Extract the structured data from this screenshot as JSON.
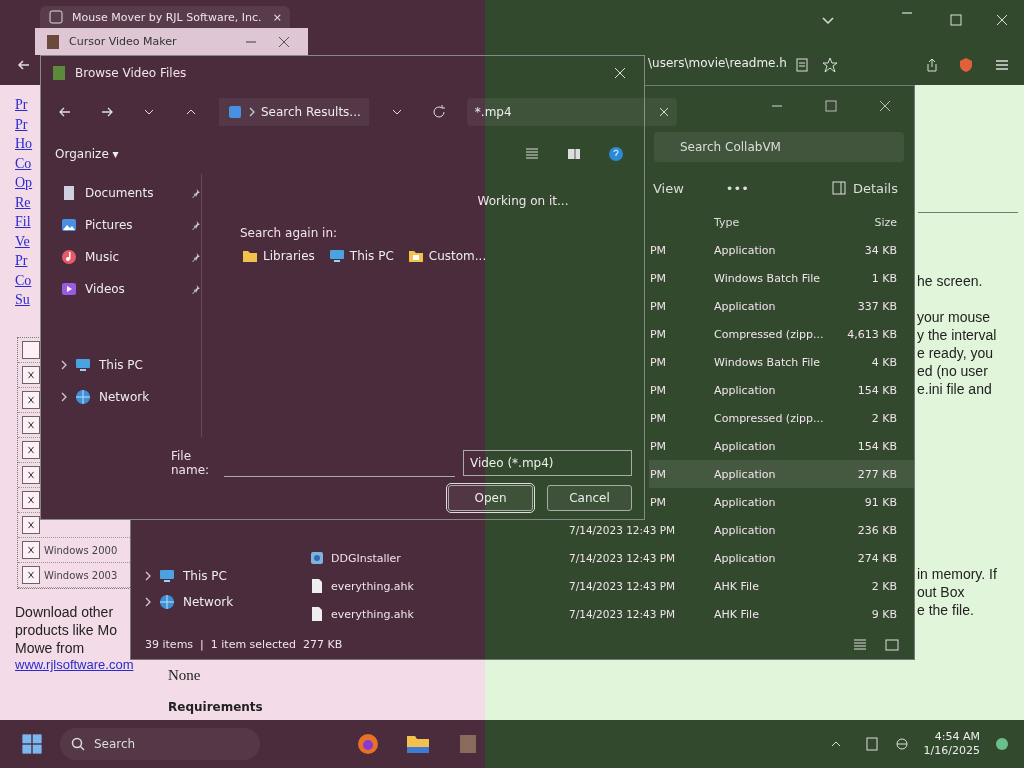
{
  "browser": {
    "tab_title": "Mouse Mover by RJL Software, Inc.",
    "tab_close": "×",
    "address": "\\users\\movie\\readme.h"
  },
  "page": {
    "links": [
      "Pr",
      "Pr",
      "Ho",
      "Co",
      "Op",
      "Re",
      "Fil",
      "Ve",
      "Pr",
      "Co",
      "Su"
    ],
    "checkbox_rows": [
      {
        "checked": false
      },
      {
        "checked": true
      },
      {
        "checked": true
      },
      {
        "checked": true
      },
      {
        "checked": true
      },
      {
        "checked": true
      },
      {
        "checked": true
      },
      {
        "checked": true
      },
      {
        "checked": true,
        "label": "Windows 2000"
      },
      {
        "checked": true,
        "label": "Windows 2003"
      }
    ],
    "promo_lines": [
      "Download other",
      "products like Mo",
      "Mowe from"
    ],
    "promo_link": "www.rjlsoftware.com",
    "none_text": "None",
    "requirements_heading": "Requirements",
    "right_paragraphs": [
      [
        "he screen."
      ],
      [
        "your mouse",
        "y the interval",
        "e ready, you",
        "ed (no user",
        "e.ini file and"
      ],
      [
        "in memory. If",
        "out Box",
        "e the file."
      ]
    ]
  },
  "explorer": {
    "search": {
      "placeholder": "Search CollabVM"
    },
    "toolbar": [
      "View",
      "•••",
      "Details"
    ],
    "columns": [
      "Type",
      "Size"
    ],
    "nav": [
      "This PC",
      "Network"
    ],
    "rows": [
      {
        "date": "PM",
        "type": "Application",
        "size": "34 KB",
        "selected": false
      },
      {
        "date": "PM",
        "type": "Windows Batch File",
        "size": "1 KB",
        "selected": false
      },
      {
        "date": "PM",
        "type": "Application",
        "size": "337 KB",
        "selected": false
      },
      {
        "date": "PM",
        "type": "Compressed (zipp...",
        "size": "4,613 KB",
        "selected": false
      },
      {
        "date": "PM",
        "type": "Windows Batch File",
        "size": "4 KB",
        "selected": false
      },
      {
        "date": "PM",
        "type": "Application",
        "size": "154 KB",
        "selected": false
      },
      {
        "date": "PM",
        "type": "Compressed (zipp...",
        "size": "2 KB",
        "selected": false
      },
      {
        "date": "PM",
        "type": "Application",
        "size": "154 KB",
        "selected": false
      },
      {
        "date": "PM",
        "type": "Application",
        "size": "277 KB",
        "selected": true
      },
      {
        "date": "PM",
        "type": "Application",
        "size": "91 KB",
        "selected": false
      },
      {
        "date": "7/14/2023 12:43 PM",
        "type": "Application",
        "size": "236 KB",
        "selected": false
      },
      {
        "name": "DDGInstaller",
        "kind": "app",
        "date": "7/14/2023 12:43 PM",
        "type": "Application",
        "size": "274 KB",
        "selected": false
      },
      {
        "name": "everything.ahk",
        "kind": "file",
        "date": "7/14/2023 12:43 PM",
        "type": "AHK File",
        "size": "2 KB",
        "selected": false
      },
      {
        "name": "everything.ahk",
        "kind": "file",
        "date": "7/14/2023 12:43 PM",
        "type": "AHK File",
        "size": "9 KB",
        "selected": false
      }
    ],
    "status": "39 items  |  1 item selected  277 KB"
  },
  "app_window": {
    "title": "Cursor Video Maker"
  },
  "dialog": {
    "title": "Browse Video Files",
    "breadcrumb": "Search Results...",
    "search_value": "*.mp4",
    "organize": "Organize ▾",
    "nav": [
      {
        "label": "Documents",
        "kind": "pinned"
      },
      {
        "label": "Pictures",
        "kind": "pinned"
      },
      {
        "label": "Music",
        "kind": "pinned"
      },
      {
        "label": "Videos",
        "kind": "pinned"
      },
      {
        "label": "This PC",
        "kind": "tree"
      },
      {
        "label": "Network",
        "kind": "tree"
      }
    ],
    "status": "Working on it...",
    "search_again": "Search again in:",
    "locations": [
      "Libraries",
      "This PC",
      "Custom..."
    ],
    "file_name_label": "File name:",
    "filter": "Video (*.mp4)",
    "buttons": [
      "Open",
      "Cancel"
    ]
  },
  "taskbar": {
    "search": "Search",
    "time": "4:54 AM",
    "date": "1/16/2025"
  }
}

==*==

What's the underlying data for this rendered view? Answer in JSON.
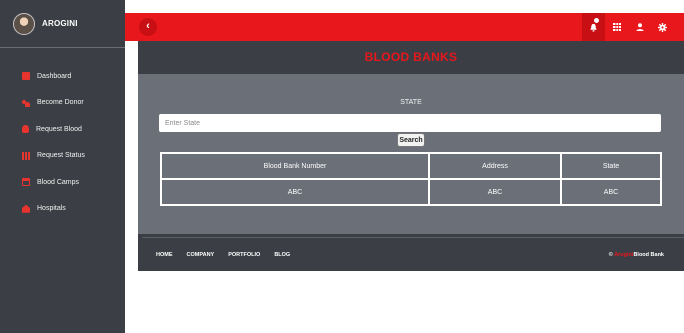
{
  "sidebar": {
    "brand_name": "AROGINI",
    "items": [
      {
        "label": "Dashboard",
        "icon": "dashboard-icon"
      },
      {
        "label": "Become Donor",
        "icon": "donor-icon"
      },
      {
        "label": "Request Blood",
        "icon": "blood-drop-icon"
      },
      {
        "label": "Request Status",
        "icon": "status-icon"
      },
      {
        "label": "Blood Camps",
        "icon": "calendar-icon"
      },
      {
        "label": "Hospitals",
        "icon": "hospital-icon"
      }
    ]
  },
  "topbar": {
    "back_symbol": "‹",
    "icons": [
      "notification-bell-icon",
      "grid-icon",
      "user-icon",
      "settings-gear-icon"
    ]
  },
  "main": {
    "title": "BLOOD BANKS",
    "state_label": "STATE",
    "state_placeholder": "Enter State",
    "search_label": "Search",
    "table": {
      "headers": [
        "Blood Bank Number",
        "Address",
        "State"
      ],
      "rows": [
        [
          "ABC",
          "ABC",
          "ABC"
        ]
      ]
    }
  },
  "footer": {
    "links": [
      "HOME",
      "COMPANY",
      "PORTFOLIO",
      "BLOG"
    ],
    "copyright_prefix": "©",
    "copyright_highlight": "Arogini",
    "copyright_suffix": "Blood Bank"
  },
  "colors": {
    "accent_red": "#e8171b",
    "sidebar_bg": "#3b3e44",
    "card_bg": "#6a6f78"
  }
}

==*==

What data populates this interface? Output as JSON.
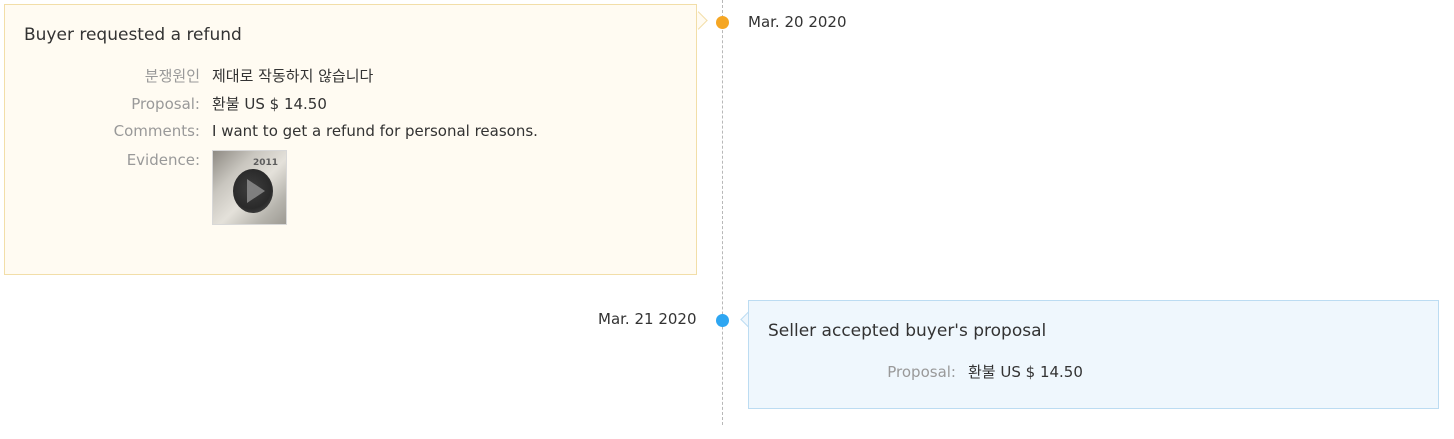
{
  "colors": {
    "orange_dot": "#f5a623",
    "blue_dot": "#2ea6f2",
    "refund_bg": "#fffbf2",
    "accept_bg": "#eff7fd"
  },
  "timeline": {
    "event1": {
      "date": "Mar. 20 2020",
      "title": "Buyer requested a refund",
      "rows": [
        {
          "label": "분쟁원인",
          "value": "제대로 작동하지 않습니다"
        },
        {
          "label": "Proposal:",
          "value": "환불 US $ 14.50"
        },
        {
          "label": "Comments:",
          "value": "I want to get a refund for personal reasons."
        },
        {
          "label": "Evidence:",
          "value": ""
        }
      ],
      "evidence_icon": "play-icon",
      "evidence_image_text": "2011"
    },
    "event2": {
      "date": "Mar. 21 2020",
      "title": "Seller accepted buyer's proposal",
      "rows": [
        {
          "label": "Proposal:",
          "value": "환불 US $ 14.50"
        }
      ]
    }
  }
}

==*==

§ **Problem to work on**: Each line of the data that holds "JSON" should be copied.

§ **Expected output**:
Extract the structured data from this screenshot as JSON.
What's the underlying data for this rendered view? Answer in JSON.
What data populates this interface? Output as JSON.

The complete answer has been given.